Over the years, the United States has been surprisingly reluctant to release SPR during times of crisis, preferring instead to let Saudi Arabia handle the problem by simply increasing its production. For decades, in fact, U.S. presidents have been able to count on the Middle Eastern petro giant to pre-release oil in anticipation of times of war. For example, Riyadh flooded the market ahead of the first Gulf War and, though many do not remember, it also put extra oil on the market ahead of the U.S. invasion of Iraq in 2003. Saudi Arabia even increased its oil production after the 9/11 attacks, which badly strained U.S.-Saudi relations. Likewise, this spring, when the Obama administration was debating whether or not to release the SPR ahead of the tightening of sanctions against Iran, Saudi Arabia helpfully boosted its production above 10 million barrels per day, causing oil prices to fall more than $10 a barrel and eliminating the need for the White House to make a firm decision.
But relying on Saudi Arabia, while politically convenient, is not without risks. The most obvious is that the Saudis have come under increased pressure -- both internal and external -- as a result of their longstanding oil-for-security alliance with Washington. Iran has warned its fellow Gulf producer not to make up the slack resulting from American and European sanctions, threatening direct retaliation if it does. Saudi Arabia isn't taking any chances. In recent months, it has arrested prominent Shiite dissidents -- always suspected of possible ties to Iran -- and doubled the number of Saudi National Guard forces in the Eastern Province, home to the vast majority its 2 million-plus Shiite citizens as well as the close to 90 percent of its oil production.
Oil markets might have taken solace in Saudi preparedness until rumors surfaced of an assassination attempt aimed at the kingdom's intelligence chief, a move purported to be a revenge killing by Iran for similar assassinations of senior military leaders in Syria.

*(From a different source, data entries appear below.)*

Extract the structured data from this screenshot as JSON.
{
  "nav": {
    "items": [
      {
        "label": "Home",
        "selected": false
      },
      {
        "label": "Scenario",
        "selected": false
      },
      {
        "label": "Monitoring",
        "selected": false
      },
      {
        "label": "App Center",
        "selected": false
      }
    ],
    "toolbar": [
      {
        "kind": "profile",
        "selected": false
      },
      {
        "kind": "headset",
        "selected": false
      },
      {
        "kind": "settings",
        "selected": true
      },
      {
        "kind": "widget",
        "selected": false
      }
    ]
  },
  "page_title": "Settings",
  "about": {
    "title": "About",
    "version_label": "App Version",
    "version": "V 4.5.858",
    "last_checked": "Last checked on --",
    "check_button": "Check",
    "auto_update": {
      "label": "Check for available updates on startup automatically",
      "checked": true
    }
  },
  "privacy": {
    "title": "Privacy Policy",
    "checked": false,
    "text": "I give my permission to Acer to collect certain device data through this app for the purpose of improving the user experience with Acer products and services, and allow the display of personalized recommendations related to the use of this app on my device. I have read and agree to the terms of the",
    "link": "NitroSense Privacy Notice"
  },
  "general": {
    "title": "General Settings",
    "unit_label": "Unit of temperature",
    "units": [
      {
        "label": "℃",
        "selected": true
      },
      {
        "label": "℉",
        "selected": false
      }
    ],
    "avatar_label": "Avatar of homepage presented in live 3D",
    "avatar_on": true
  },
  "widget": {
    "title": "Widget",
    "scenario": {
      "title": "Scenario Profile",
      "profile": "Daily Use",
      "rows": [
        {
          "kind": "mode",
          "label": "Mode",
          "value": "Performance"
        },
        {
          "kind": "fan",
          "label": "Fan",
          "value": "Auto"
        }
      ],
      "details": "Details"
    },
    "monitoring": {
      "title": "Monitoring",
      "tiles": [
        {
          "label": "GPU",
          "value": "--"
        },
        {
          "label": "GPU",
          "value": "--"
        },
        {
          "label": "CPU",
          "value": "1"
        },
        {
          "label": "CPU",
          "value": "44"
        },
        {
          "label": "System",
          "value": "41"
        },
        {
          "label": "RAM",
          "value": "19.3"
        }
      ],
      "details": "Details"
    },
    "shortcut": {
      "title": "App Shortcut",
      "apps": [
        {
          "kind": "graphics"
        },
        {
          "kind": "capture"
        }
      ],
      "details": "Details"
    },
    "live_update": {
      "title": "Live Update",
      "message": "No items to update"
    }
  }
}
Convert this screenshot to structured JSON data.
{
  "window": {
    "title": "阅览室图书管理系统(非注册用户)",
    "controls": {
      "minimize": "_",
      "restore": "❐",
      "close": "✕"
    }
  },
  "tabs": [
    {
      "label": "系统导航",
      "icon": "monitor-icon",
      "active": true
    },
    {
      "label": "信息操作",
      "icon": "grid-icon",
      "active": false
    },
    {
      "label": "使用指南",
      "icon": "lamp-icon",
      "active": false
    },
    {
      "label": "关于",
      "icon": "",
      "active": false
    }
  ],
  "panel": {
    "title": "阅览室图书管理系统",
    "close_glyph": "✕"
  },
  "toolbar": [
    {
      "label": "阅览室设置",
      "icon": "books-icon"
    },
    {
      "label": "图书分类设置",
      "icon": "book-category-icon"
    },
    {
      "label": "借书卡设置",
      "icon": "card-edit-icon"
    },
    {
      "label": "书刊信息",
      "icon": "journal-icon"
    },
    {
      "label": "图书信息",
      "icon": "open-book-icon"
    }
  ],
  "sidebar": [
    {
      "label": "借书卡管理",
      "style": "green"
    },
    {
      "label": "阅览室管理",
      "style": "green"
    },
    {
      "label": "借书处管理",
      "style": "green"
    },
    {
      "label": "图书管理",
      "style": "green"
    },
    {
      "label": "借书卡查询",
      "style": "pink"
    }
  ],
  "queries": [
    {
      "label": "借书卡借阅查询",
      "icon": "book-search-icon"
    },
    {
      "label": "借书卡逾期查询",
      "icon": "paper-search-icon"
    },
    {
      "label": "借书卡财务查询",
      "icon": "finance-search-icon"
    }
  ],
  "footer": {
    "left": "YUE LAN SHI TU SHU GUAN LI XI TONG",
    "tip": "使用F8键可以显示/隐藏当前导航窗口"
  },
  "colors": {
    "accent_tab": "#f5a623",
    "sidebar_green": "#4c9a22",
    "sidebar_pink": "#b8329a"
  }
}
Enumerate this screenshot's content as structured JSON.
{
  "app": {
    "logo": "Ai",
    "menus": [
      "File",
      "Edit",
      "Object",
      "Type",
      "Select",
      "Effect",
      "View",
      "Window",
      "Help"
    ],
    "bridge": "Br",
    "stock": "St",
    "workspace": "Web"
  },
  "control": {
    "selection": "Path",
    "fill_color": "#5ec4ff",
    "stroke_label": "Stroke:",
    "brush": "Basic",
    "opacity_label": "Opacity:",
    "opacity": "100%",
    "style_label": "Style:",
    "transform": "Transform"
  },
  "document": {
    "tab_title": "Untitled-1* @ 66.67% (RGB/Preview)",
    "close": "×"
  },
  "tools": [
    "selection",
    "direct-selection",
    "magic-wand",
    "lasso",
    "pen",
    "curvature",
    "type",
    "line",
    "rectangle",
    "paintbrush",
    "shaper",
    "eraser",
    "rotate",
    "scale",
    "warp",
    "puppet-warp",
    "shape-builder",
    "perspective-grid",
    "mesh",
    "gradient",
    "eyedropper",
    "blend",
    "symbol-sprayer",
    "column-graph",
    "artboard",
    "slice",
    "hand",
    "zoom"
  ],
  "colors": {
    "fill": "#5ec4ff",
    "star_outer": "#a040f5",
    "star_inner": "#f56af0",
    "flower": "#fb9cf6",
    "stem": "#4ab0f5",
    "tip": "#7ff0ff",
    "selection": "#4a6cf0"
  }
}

The rumors proved to be false, but like much of the region's murky political intrigue, it moved markets and served as a reminder that a tit-for-tat game of high level assassinations is not out of the realm of possibility. The oil implications of this unpredictability are clear: It will be hard to keep global oil markets calm in the coming weeks and months. Deaths of rulers can change dynamics overnight virtually anywhere in the region, and Israel's defense policy remains an ever-present black swan. Saudi Arabia's own rumored pursuit of new nuclear-style ballistic missiles from China adds an additional layer of uncertainty about a nuclear arms race in the region.
America's ability to fall back on the Saudis is further imperiled by the inherent instability of the kingdom's political and economic system. Saudi Arabia is going to need more and more oil revenue just to keep its population from growing restive. Riyadh-based Jadwa Investment predicts that Saudi Arabia will be forced to run budget deficits from 2014 onwards, even at a break-even price forecast of $90.70 per barrel in 2015. Other forecasts are even bleaker in the medium term, estimating the breakeven price at $110 a barrel in 2015. Either way, the kingdom's thirst for cash is likely to mean that U.S. and Saudi interests diverge. The oil-for-security deal between the two countries has destabilized the kingdom in the past by igniting support for al Qaeda in the Arabian Peninsula and it could be used again by agents of internal opposition groups. Moreover, the recent pro-democracy upheavals in Egypt, Syria, and above all Bahrain are bound to influence U.S.-Saudi relations over time in ways that are hard to predict.